Two Builders and Two Foundations [24-27].  Jesus begins the concluding paragraph of the Sermon on the Mount by saying, Everyone then who hears these words of mine and does them will be like a wise man who built his house on the rock [24]. Jesus’ words perfectly express His character, His mind, His will. He never deceives, never changes His mind, never misspeaks. Jesus does what He says. He is what He says. There is never a conflict between what Jesus says and what He does. Every word perfectly reflects His mind, His character, and His actions. Therefore, if we would be wise and godlike, we should listen attentively and do whatever Jesus says. His words will be a rock, a sure foundation for life. In this passage Jesus says that two builders construct two houses on two foundations [24-27]. In dry weather, every building plan and every house look sound. But when the rain comes, the rivers rise, and the winds blow, they reveal the quality of the work [25]. If the catastrophes of life fall upon the solid house, it will not fall. But when troubles befall the house that rests on a flawed foundation, it will collapse. Everyone must ask, “What is the rock on which I build? Is my foundation sure?” The Bible says God is a rock, a refuge for His covenant people. Jesus later says that He is the rock. He also says that the wise man hears these words of mine and does them [24], whereas the foolish man hears them and does not put them into practice. His house collapses with a crash [26-27]. Why does Jesus end the Sermon on the Mount with the words great was the fall of it? This is hardly the upbeat way in which preachers typically end their sermons. But Jesus is making a point. It is not enough to study or applaud the words of Jesus. We must do what He says. Otherwise, we are in danger of hypocrisy, in danger of facing a great crash.”  [Doriani, pp. 291-310]. 

Questions for Discussion:

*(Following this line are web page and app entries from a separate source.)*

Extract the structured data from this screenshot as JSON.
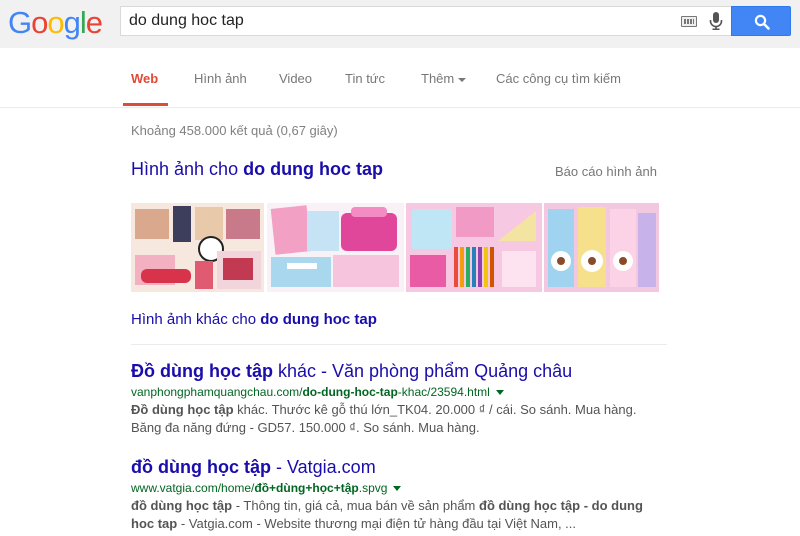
{
  "header": {
    "logo_letters": [
      "G",
      "o",
      "o",
      "g",
      "l",
      "e"
    ],
    "logo_colors": [
      "#4285f4",
      "#ea4335",
      "#fbbc05",
      "#4285f4",
      "#34a853",
      "#ea4335"
    ],
    "search_query": "do dung hoc tap",
    "keyboard_icon": "keyboard-icon",
    "mic_icon": "microphone-icon",
    "search_icon": "magnifier-icon"
  },
  "tabs": [
    {
      "label": "Web",
      "active": true
    },
    {
      "label": "Hình ảnh",
      "active": false
    },
    {
      "label": "Video",
      "active": false
    },
    {
      "label": "Tin tức",
      "active": false
    },
    {
      "label": "Thêm",
      "active": false
    },
    {
      "label": "Các công cụ tìm kiếm",
      "active": false
    }
  ],
  "stats": "Khoảng 458.000 kết quả (0,67 giây)",
  "images": {
    "heading_prefix": "Hình ảnh cho ",
    "heading_query": "do dung hoc tap",
    "report": "Báo cáo hình ảnh",
    "more_prefix": "Hình ảnh khác cho ",
    "more_query": "do dung hoc tap"
  },
  "results": [
    {
      "title_bold": "Đồ dùng học tập",
      "title_rest": " khác - Văn phòng phẩm Quảng châu",
      "url_pre": "vanphongphamquangchau.com/",
      "url_bold": "do-dung-hoc-tap",
      "url_post": "-khac/23594.html",
      "snippet_bold1": "Đồ dùng học tập",
      "snippet_rest1": " khác. Thước kê gỗ thú lớn_TK04. 20.000 ₫ / cái. So sánh. Mua hàng. Băng đa năng đứng - GD57. 150.000 ₫. So sánh. Mua hàng."
    },
    {
      "title_bold": "đồ dùng học tập",
      "title_rest": " - Vatgia.com",
      "url_pre": "www.vatgia.com/home/",
      "url_bold": "đồ+dùng+học+tập",
      "url_post": ".spvg",
      "snippet_bold1": "đồ dùng học tập",
      "snippet_mid": " - Thông tin, giá cả, mua bán về sản phẩm ",
      "snippet_bold2": "đồ dùng học tập - do dung hoc tap",
      "snippet_rest1": " - Vatgia.com - Website thương mại điện tử hàng đầu tại Việt Nam, ..."
    }
  ]
}
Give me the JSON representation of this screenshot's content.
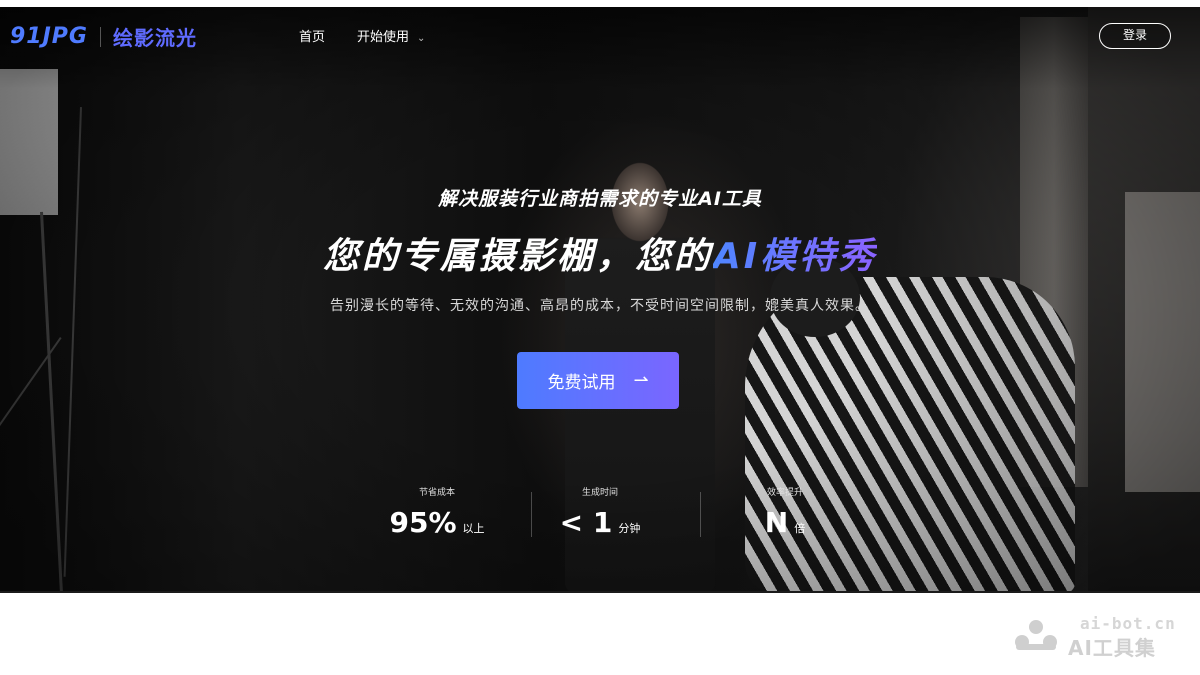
{
  "nav": {
    "logo_mark": "91JPG",
    "logo_cn": "绘影流光",
    "home": "首页",
    "start": "开始使用",
    "login": "登录"
  },
  "hero": {
    "subtitle": "解决服装行业商拍需求的专业AI工具",
    "headline_main": "您的专属摄影棚，您的",
    "headline_accent": "AI模特秀",
    "description": "告别漫长的等待、无效的沟通、高昂的成本，不受时间空间限制，媲美真人效果。",
    "cta": "免费试用"
  },
  "stats": [
    {
      "label": "节省成本",
      "value": "95%",
      "unit": "以上"
    },
    {
      "label": "生成时间",
      "value": "< 1",
      "unit": "分钟"
    },
    {
      "label": "效率提升",
      "value": "N",
      "unit": "倍"
    }
  ],
  "watermark": {
    "url": "ai-bot.cn",
    "name": "AI工具集"
  },
  "colors": {
    "accent_start": "#4e7bff",
    "accent_end": "#7a66ff"
  }
}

1.         In 7:13-27 Jesus teaches that there are only two gates, two trees, two destinations and two foundations which speaks directly to the current pluralistic worldview of our society. Discuss how Jesus’ teaching conflicts with what is taught in our classrooms, what we see on television, read in the newspaper and hear from our co-workers.

2.         False prophets perform their dangerous deception within the church. The implication of 7:15-20 is that a good understanding of God’s truth is the best way to discern who are false teachers. Jesus mentions twice [16,20] that we are to recognize these false prophets by their fruits. What does Jesus mean here by fruits? In order to obey Jesus’ command to Beware we must be on our guard, pray for discernment, use our critical faculties and never relax our vigilance against false prophets in our day.

3.         7:21-23 are some of the most frightening verses in the Bible. Here are people who call Jesus Lord, Lord and who do mighty works in His name, yet Jesus will declare to them: I never knew you; depart from me, you workers of lawlessness [23]. Why does Jesus reject this group of people? What can we do to ensure that Jesus does not say this to us?

4.         What point is Jesus making in the parable of the two builders? What is the relationship between “hearing” and “doing” that is the focus of Jesus’ teaching in these verses?

References:

Jesus’ Sermon on the Mount, D. A. Carson, Global Christian Publishers.

Matthew, vol. 1, Daniel Doriani, REC, P&R Publishing.

Christian Counter-Culture, John Stott, Inter Varsity.